● **WORK TO COMPLETE**:
Below is a listing to write out in full, exactly as given, without its pictures.

● **EXTRACTED INFORMATION**:
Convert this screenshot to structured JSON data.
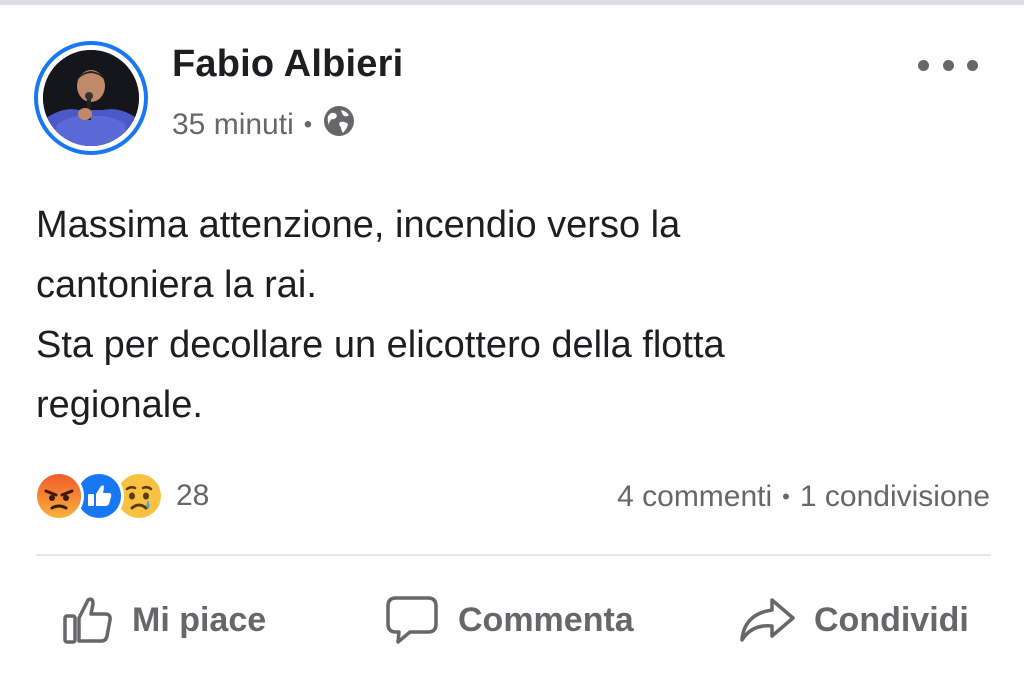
{
  "post": {
    "author": "Fabio Albieri",
    "time": "35 minuti",
    "separator": "•",
    "privacy_icon": "globe-icon",
    "body_lines": [
      "Massima attenzione, incendio verso la",
      "cantoniera la rai.",
      "Sta per decollare un elicottero della flotta",
      "regionale."
    ]
  },
  "reactions": {
    "icons": [
      "angry-reaction-icon",
      "like-reaction-icon",
      "sad-reaction-icon"
    ],
    "count": "28"
  },
  "stats": {
    "comments": "4 commenti",
    "separator": "•",
    "shares": "1 condivisione"
  },
  "actions": {
    "like": "Mi piace",
    "comment": "Commenta",
    "share": "Condividi"
  },
  "colors": {
    "accent": "#1877f2",
    "secondary_text": "#65676b",
    "primary_text": "#1c1e21",
    "angry": "#f0642a",
    "sad": "#f7c241"
  }
}
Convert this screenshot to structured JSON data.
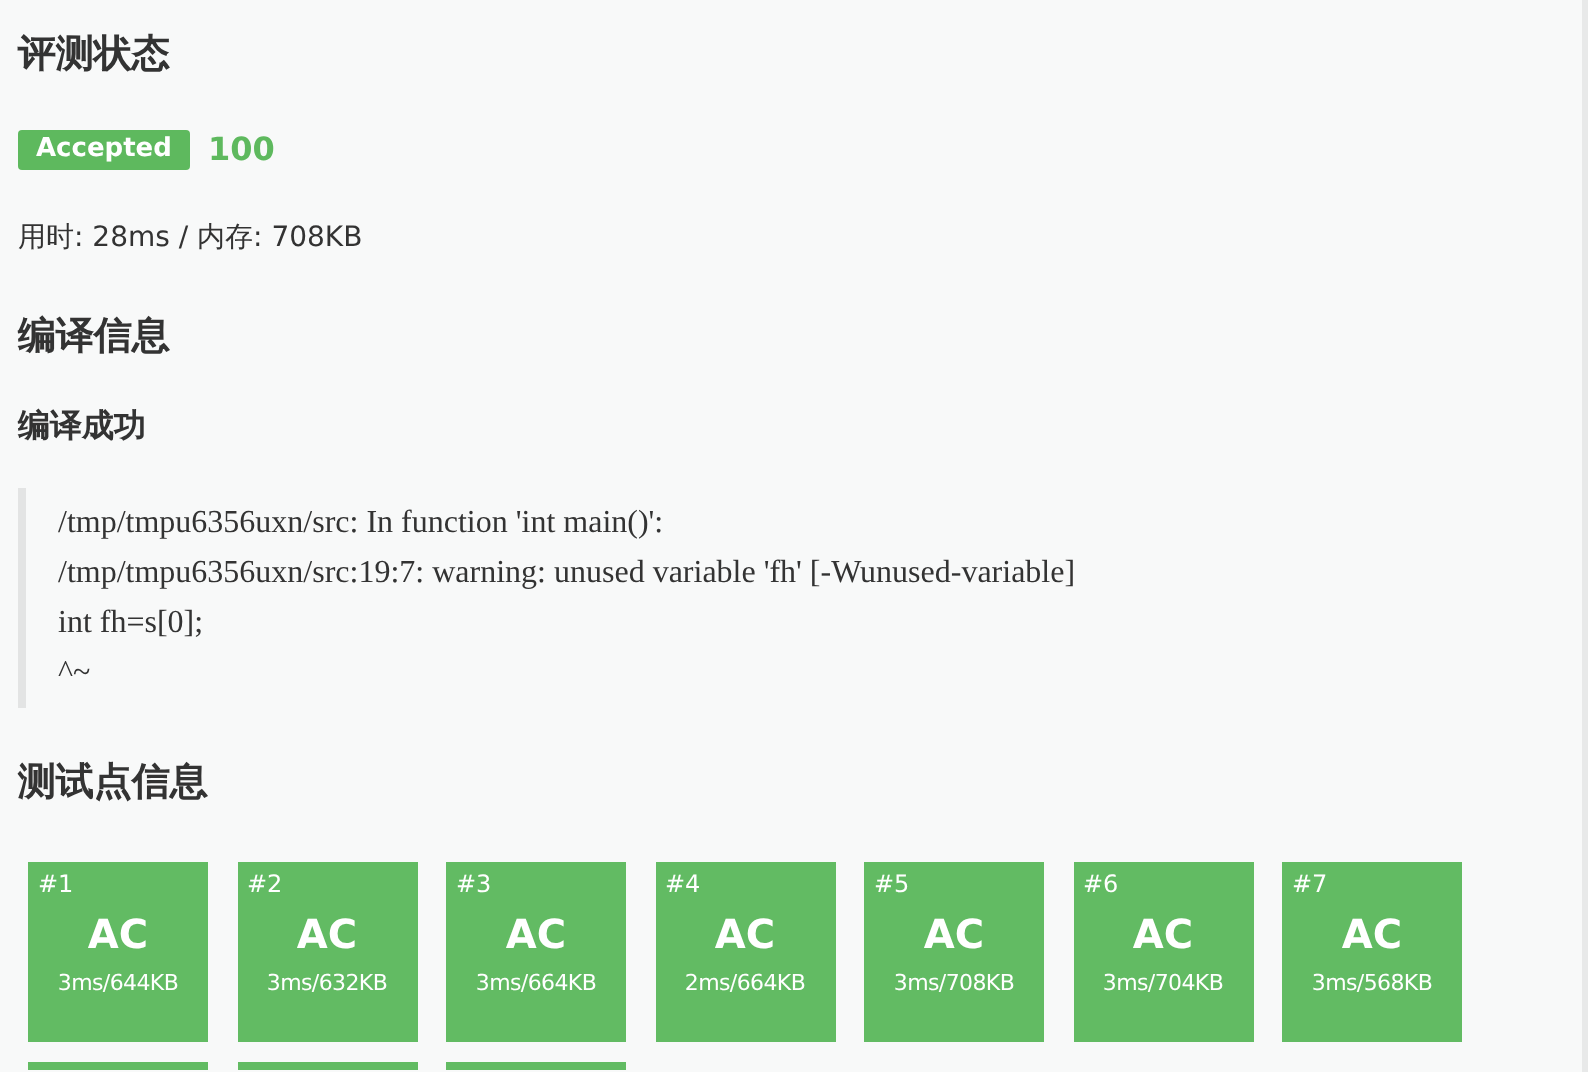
{
  "status_section": {
    "title": "评测状态",
    "badge": {
      "label": "Accepted",
      "kind": "accepted"
    },
    "score": "100",
    "usage": "用时: 28ms / 内存: 708KB"
  },
  "compile_section": {
    "title": "编译信息",
    "result": "编译成功",
    "output": [
      "/tmp/tmpu6356uxn/src: In function 'int main()':",
      "/tmp/tmpu6356uxn/src:19:7: warning: unused variable 'fh' [-Wunused-variable]",
      "int fh=s[0];",
      "^~"
    ]
  },
  "tests_section": {
    "title": "测试点信息",
    "testcases": [
      {
        "kind": "full",
        "status": "AC",
        "number": "#1",
        "usage": "3ms/644KB"
      },
      {
        "kind": "full",
        "status": "AC",
        "number": "#2",
        "usage": "3ms/632KB"
      },
      {
        "kind": "full",
        "status": "AC",
        "number": "#3",
        "usage": "3ms/664KB"
      },
      {
        "kind": "full",
        "status": "AC",
        "number": "#4",
        "usage": "2ms/664KB"
      },
      {
        "kind": "full",
        "status": "AC",
        "number": "#5",
        "usage": "3ms/708KB"
      },
      {
        "kind": "full",
        "status": "AC",
        "number": "#6",
        "usage": "3ms/704KB"
      },
      {
        "kind": "full",
        "status": "AC",
        "number": "#7",
        "usage": "3ms/568KB"
      },
      {
        "kind": "cut-off",
        "color": "#62bb63"
      },
      {
        "kind": "cut-off",
        "color": "#62bb63"
      },
      {
        "kind": "cut-off",
        "color": "#62bb63"
      }
    ]
  }
}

● **ANSWER FOR THIS EXERCISE**:
Convert this screenshot to structured JSON data.
{
  "post": {
    "author": "Fabio Albieri",
    "time": "35 minuti",
    "separator": "•",
    "privacy_icon": "globe-icon",
    "body_lines": [
      "Massima attenzione, incendio verso la",
      "cantoniera la rai.",
      "Sta per decollare un elicottero della flotta",
      "regionale."
    ]
  },
  "reactions": {
    "icons": [
      "angry-reaction-icon",
      "like-reaction-icon",
      "sad-reaction-icon"
    ],
    "count": "28"
  },
  "stats": {
    "comments": "4 commenti",
    "separator": "•",
    "shares": "1 condivisione"
  },
  "actions": {
    "like": "Mi piace",
    "comment": "Commenta",
    "share": "Condividi"
  },
  "colors": {
    "accent": "#1877f2",
    "secondary_text": "#65676b",
    "primary_text": "#1c1e21",
    "angry": "#f0642a",
    "sad": "#f7c241"
  }
}
Convert this screenshot to structured JSON data.
{
  "status_section": {
    "title": "评测状态",
    "badge": {
      "label": "Accepted",
      "kind": "accepted"
    },
    "score": "100",
    "usage": "用时: 28ms / 内存: 708KB"
  },
  "compile_section": {
    "title": "编译信息",
    "result": "编译成功",
    "output": [
      "/tmp/tmpu6356uxn/src: In function 'int main()':",
      "/tmp/tmpu6356uxn/src:19:7: warning: unused variable 'fh' [-Wunused-variable]",
      "int fh=s[0];",
      "^~"
    ]
  },
  "tests_section": {
    "title": "测试点信息",
    "testcases": [
      {
        "kind": "full",
        "status": "AC",
        "number": "#1",
        "usage": "3ms/644KB"
      },
      {
        "kind": "full",
        "status": "AC",
        "number": "#2",
        "usage": "3ms/632KB"
      },
      {
        "kind": "full",
        "status": "AC",
        "number": "#3",
        "usage": "3ms/664KB"
      },
      {
        "kind": "full",
        "status": "AC",
        "number": "#4",
        "usage": "2ms/664KB"
      },
      {
        "kind": "full",
        "status": "AC",
        "number": "#5",
        "usage": "3ms/708KB"
      },
      {
        "kind": "full",
        "status": "AC",
        "number": "#6",
        "usage": "3ms/704KB"
      },
      {
        "kind": "full",
        "status": "AC",
        "number": "#7",
        "usage": "3ms/568KB"
      },
      {
        "kind": "cut-off",
        "color": "#62bb63"
      },
      {
        "kind": "cut-off",
        "color": "#62bb63"
      },
      {
        "kind": "cut-off",
        "color": "#62bb63"
      }
    ]
  }
}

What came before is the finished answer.